(Mirror) For decades, most of Broward County’s cultural institutions were found in Fort Lauderdale. But now, that’s changing as the city of Pompano Beach invests significant in the arts, making Fort Lauderdale’s northern neighbor a destination for theater, concerts, exhibitions and festivals.
Among the visionaries leading the way is Jody Leshinsky, former assistant director of Broward County’s Cultural Division. Leshinsky retired from the county just two and a half years ago, but that retirement was short lived.
“My whole retirement was two weeks,” she recounted in a telephone interview.
First, Leshinsky joined the Pompano Beach Community Redevelopment Agency (CRA), charged with jumpstarting early efforts at the city’s new venues, Bailey Contemporary Arts (BaCA) in the city’s historic downtown, and the Pompano Beach Cultural Center, which was under construction.
“It was a priority for the city—when they do their annual goals—that they include the cultural arts. Several years ago, the city wrote a master plan to redevelop two areas, the Northwest CRA and Beach CRA, and the arts were a key piece. When you have the arts, people will come and that can change the neighborhood,” she pointed out.
Last year, Leshinsky transitioned to the city administration as cultural venues programming manager. She oversees all the programs at the cultural center and BaCA, as well as the Blanche Ely House Museum and Historic Ali Cultural Arts Center, former residences turned gallery, classroom and office spaces.
In keeping with the city’s commitment to diversity, each of the venues hosts signature events, ranging from jazz concerts, salsa dancing lessons, poetry jams, a comedy series and storytelling workshops, in addition to the usual art and dance classes, theater performances and concerts.
Leshinsky and her team are also focusing on bringing regional and national artists to the venues, including Miami City Ballet, South Florida Chamber Ensemble, Murder Mystery Dinner Theater and Opera Fusion.
One of the most popular events is Old Town on Tap, a street festival held on the first Friday of each month showcasing local artists and, of course, artisanal beer. Depending on the month, the event may draw up to 5,000 residents and visitors.
“We really try to make sure we have something for everyone at each of our venues,” she explained. “The fun stuff is sitting in a meeting and brainstorming ideas.”
Leshinsky, also an accomplished professional photographer, is thriving in her role:

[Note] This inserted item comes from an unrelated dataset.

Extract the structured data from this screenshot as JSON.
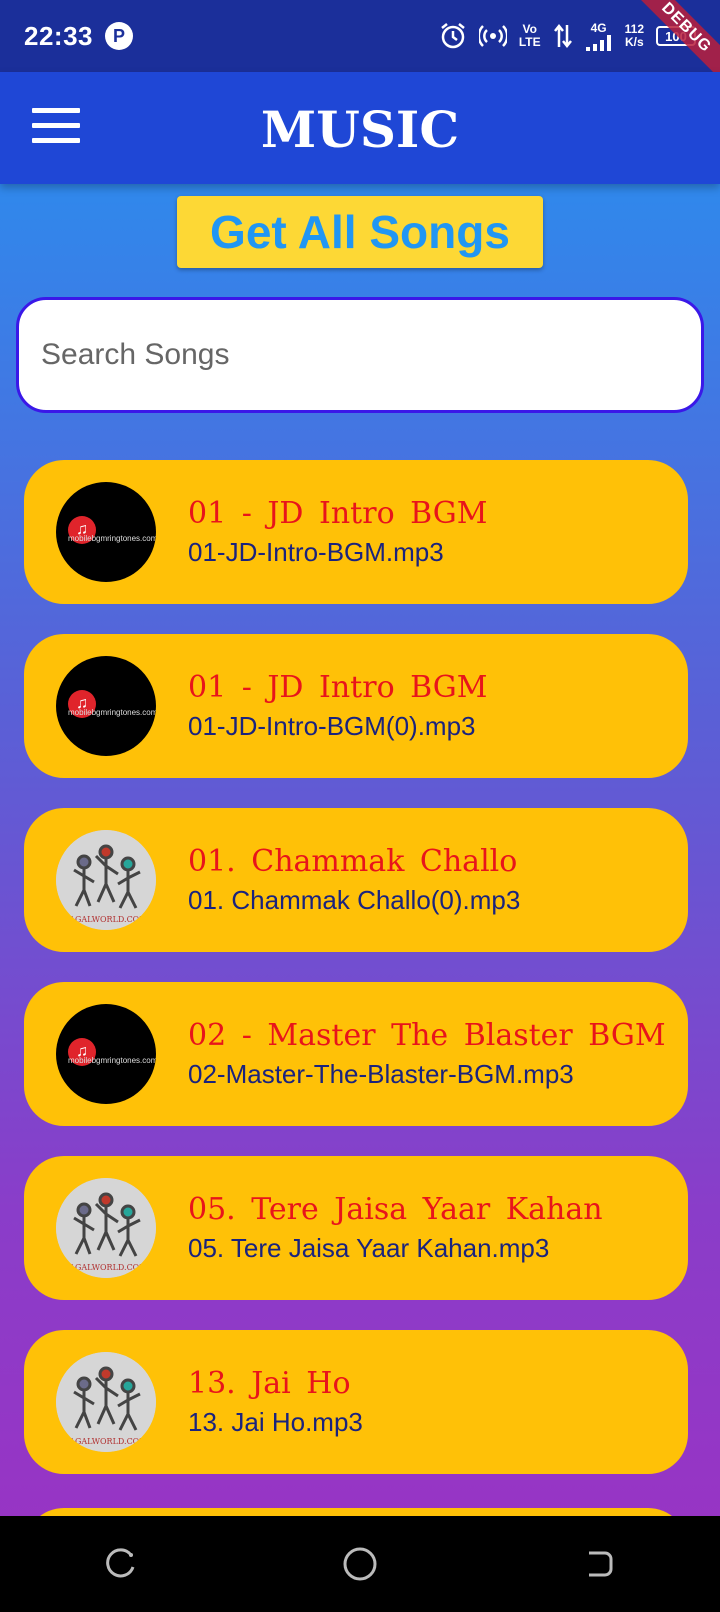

“I get out of bed really early and get here at 7 a.m., then I’m answering 5,000 emails, giving tours, proofreading—I do a lot of proofreading— but that’s what I do…the end product drives me because I believe in it. I’m so proud to be working in Pompano and proud of a city and commissioners that believe in the arts,” she concluded.